Despite the aforementioned strengths, several limitations and future research directions should be considered. First, the use of a small sample and only one team limit the capacity to extrapolate the results. Therefore, future research can extend the current sample increasing the number of participants from different teams that have the same training conditions, thus providing greater power to detect significant differences. Second, in this study, procedural knowledge variable was measured by a previously validated questionnaire, which is characterized by a more dispositional measurement. Consequently, it would be valuable to replicate this research with verbal protocols, also used in other research (McPherson & Kernodle, 2007), which allows access to more situational and contextual aspects of the game actions.

Conclusions

Among the findings from the current study, we would like to highlight the effect produced by the decision training program on sport expertise, and the need to use cognitive tools, such as video-feedback and questioning, in a training context, due to their importance during the athletes’ training process, and the strong relationship between cognitive and performance variables in sport. In this regard, it is very important to carry out good planning when these types of tools are included in training contexts, to generate a pathway in the player training process, where they can acquire not only technical development, but also cognitive and tactical development in the sport. In this sense, more intervention studies are necessary, since, although they involve greater research effort, they provide a great opportunity to afford scientific evidence to the training process.

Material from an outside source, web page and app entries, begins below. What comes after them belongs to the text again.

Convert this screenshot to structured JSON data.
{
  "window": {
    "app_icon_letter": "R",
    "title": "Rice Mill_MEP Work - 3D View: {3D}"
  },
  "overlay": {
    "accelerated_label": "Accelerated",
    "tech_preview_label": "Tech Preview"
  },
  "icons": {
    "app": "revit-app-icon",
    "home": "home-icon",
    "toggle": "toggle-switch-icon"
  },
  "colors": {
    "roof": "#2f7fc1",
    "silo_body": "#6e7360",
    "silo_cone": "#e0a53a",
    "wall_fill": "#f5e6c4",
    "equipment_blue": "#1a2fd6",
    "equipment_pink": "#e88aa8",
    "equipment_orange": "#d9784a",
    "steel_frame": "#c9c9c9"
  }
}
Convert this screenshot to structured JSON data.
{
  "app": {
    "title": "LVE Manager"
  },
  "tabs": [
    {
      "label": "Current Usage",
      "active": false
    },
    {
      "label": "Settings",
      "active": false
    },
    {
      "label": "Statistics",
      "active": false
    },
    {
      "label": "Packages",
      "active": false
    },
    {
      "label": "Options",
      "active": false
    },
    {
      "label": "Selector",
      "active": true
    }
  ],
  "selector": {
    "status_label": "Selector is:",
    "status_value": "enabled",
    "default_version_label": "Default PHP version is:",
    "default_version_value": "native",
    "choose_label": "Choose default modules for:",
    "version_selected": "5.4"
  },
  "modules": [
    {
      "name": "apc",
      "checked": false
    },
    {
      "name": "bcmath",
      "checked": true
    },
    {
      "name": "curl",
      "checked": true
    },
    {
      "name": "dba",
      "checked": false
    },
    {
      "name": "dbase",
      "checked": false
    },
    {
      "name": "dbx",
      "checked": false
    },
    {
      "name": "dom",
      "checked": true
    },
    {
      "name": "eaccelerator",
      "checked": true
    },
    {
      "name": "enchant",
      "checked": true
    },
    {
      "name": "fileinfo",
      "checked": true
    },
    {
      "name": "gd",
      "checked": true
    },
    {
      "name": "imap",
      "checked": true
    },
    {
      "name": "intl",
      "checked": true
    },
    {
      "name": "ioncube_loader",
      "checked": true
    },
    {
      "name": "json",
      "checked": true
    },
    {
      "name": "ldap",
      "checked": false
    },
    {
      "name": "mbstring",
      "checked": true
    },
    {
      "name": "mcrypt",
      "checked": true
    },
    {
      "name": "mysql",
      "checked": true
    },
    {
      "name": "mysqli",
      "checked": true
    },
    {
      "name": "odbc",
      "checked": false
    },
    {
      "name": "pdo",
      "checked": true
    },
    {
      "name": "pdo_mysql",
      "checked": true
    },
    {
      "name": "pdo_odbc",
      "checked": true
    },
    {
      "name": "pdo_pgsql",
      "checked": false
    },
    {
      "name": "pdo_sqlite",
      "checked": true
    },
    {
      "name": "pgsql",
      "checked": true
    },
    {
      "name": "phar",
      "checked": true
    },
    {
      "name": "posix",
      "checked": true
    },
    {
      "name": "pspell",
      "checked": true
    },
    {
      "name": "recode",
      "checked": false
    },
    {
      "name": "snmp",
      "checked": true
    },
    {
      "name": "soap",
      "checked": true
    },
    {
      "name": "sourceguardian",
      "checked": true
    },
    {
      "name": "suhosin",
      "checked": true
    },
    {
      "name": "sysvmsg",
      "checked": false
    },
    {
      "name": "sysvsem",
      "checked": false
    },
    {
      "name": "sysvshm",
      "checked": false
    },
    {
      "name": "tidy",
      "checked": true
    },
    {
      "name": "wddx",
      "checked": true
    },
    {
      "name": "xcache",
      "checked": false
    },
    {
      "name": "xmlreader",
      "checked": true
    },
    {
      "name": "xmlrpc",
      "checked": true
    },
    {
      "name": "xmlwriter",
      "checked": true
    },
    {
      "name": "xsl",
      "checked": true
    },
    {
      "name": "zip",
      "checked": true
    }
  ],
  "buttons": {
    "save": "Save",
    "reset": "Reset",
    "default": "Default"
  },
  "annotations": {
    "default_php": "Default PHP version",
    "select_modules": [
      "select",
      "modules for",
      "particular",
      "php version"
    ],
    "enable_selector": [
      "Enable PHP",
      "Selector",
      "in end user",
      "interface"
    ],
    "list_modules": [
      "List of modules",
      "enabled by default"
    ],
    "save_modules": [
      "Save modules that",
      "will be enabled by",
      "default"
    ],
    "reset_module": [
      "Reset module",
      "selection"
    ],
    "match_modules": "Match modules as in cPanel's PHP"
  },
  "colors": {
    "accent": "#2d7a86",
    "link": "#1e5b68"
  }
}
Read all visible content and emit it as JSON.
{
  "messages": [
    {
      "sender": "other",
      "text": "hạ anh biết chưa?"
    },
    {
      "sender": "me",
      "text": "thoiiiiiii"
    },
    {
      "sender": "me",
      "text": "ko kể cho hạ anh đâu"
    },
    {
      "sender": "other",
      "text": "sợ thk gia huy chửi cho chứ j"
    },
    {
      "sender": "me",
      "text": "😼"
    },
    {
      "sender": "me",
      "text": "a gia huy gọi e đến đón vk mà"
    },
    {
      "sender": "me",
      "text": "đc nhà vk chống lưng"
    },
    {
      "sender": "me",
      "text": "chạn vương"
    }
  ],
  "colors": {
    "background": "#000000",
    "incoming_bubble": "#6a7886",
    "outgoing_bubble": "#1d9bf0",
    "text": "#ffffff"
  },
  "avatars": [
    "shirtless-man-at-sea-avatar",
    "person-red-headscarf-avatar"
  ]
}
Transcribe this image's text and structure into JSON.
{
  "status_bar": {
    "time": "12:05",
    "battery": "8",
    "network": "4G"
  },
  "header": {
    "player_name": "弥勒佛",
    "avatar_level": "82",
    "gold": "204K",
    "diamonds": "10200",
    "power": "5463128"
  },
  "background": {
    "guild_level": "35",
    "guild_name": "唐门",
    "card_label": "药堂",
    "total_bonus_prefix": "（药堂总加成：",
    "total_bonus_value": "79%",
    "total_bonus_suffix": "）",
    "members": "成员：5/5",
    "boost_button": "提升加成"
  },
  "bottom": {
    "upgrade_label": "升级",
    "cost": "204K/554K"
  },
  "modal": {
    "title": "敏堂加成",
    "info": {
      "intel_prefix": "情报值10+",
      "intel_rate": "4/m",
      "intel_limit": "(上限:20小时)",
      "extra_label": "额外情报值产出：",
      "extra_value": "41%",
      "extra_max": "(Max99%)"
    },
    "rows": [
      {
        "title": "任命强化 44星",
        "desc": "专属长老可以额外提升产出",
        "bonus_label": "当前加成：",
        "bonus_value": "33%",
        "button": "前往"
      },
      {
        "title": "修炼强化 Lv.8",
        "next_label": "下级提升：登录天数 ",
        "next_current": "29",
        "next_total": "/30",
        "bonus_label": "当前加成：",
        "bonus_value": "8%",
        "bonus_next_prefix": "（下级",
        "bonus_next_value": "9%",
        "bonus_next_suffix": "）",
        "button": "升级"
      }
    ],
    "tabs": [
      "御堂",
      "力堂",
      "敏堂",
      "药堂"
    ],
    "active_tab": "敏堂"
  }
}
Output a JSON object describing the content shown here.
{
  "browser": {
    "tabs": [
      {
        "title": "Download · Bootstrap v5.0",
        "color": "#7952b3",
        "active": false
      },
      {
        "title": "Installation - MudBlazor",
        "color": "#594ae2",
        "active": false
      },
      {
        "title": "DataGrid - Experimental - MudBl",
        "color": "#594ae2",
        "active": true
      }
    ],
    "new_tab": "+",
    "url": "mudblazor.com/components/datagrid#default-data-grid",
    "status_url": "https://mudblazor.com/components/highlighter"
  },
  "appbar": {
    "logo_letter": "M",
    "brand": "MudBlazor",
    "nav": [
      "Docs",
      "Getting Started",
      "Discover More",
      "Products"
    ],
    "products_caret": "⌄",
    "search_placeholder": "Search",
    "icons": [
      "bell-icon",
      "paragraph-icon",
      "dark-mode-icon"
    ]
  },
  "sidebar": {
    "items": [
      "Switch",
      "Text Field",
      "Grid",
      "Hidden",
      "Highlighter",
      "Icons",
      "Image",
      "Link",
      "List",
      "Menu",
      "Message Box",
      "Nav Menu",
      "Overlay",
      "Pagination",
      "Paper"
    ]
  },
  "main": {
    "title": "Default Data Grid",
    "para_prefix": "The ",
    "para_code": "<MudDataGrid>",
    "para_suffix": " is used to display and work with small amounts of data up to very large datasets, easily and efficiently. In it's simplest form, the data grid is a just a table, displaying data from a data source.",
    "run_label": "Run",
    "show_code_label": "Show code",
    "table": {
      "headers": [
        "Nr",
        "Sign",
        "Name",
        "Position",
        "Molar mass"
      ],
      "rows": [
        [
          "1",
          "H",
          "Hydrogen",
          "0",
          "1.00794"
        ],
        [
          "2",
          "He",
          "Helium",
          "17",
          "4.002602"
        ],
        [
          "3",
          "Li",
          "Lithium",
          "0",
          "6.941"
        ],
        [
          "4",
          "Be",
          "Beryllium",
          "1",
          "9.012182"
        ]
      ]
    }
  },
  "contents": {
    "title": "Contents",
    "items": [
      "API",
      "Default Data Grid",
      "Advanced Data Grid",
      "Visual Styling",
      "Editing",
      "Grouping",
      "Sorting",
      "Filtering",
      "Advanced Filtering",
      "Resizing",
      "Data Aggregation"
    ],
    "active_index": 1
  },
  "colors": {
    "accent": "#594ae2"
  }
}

Supplemental Information

Questionnaire and Observation

DOI: 10.7717/peerj.7392/supp-1